Day 24 of the #mayvinylchallenge asks for an impulse buy: a record you just had to have. For me there aren’t a lot of albums I relentlessly crave or “have” to have, but I impulse buy a lot. The most recent example of this was when I was listening to “Welcome to Hell” the new single from UK post-everything black midi. Being so caught up in older music it’s always great to hear something new that strikes a nerve, and as I was listening to the new song I realized I didn’t own the band’s 2019 debut Schlagenheim. That was a problem quickly rectified, and so here we are to talk about it.
Continue reading “black midi: Schlagenheim (2019)”
It started, like it usually does, by listening to Rollins’s radio show. It ended, like it usually does, by checking out both a new band – Sweeping Promises – and a new label – Feel It Records – digging deep into the wealth of cool new music. Hunger For A Way Out is the two-piece band’s debut, and it checks off all my happy boxes for this kind of niche rock and roll: mono, 45 rpm, garage-y feel that evokes Joy Division and other post-punk but with a keen sense of pop that’s not overly saccharine.
Continue reading “Sweeping Promises: Hunger For A Way Out (2020)”
Taking a break from the classic rock discoveries thanks to Sea of Tranquility and moving to another massive source of music discovery: Henry Rollins – specifically his role as DJ at KCRW (which you can stream to your heart’s content here) and the collection of books detailing his playlists and the inspiration behind. It was his radio show that got me into the first two Generation X albums, and without his championing I never would have come across Empire, the band formed when guitarist Bob Andrews and drummer Mark Laff over a desire to move in a different musical direction than the more commercial punk/pop Billy Idol craved. The result may have only been one album, but 1981’s Expensive Sound is a great hidden gem in the post-punk/rock and pop world.
Continue reading “Empire: Expensive Sound (1981)”
Day 7 of the #mayvinylchallenge is, appropriately, a celebration of the 7″ – that glorious short format that nevertheless I don’t collect much of. Most of what I have comes from the Dischord label, which for decades has been the home of some of the best independent heavy music ever crated, from the blistering hardcore of Minor Threat to the post hardcore experimentation of Fugazi to the rebellious spirit of the Evens, the Warmers, and most recently Coriky. I picked those examples for a reason – they all feature Dischord founder and punk hero Ian MacKaye. For today’s entry I wanted to focus on a lesser known release from him and the label: the brief but infinitely punchy Egg Hunt and their 2 Songs 7″.
Continue reading “Egg Hunt: 2 Songs (1986)”
We all have those people in our lives who act as our musical sherpas, guiding us on paths we would not have otherwise taken to discover aural delights that reverberate in our souls and ears.

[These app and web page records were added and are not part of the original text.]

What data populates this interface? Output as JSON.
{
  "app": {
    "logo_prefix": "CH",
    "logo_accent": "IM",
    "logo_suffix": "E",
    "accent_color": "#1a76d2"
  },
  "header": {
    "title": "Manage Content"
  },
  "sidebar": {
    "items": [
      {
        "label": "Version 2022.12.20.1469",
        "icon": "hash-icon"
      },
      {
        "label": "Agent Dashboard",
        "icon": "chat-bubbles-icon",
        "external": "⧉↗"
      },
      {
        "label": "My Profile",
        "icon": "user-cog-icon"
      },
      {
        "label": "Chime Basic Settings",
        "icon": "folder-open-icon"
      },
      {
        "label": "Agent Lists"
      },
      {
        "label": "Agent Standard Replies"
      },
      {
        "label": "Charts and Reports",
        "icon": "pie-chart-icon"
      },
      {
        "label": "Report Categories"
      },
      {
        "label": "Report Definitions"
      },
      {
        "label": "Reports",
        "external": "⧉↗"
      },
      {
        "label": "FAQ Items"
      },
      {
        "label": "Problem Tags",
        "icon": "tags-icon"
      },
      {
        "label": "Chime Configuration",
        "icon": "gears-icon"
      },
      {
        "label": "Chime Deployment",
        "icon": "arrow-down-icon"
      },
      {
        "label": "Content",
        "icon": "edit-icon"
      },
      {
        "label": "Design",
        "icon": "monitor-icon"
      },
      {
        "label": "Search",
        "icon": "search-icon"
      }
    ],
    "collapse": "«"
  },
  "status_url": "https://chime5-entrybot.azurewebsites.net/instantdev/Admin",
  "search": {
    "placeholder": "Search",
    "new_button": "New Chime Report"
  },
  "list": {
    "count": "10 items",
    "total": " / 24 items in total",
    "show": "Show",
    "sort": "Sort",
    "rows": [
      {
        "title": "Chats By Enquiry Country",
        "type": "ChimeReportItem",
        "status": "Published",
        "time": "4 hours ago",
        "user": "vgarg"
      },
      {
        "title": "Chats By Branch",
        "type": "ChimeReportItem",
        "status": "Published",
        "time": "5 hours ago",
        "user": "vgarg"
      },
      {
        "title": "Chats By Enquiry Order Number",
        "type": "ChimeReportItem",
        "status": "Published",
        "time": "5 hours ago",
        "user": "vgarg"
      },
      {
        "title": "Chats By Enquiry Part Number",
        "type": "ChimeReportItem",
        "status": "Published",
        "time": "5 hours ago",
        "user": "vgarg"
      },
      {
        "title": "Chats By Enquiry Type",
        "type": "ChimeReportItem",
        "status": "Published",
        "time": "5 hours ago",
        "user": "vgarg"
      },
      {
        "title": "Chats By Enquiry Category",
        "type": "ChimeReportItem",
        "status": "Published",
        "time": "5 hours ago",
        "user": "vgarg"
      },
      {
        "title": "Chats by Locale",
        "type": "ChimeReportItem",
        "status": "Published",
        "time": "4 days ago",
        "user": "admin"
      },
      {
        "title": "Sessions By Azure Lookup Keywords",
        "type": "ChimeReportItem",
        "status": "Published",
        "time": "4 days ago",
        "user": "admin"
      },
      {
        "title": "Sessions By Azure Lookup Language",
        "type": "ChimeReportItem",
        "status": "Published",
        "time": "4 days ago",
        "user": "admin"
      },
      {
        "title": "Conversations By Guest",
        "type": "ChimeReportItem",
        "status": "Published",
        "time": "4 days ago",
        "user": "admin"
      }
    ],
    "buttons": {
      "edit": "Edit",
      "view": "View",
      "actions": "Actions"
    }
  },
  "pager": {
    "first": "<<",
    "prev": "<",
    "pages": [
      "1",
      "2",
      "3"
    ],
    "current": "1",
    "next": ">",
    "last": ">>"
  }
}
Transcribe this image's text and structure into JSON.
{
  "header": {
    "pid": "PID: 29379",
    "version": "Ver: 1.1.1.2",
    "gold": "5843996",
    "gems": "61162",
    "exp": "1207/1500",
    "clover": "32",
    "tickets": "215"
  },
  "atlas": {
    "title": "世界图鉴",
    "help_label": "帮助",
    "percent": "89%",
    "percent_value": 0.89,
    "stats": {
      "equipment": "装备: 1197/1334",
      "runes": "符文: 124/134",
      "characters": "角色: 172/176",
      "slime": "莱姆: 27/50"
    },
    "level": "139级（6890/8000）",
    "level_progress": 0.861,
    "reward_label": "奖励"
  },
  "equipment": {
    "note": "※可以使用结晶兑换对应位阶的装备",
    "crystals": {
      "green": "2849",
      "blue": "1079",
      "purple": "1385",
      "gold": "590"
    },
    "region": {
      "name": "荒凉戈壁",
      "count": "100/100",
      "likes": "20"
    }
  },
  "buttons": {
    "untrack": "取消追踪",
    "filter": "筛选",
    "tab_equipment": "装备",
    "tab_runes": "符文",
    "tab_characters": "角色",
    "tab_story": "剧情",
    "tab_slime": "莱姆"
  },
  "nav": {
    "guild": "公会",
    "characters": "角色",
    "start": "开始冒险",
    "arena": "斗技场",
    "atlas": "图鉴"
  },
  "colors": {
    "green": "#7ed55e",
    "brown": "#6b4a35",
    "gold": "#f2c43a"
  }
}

Over the last six or so years the largest of those people has been Henry Rollins, via his weekly KCRW radio show (seriously, listen here) as well as his collection of Fanatic books where he provides liner notes for every radio show. Through him I discovered the hotbed of great music that’s been coming out of Australia for years, specifically the swerving, booze-drenched blues insanity of The Beasts of Bourbon, here represented by their second album, Sour Mash. Continue reading “Beasts of Bourbon: Sour Mash (1988)”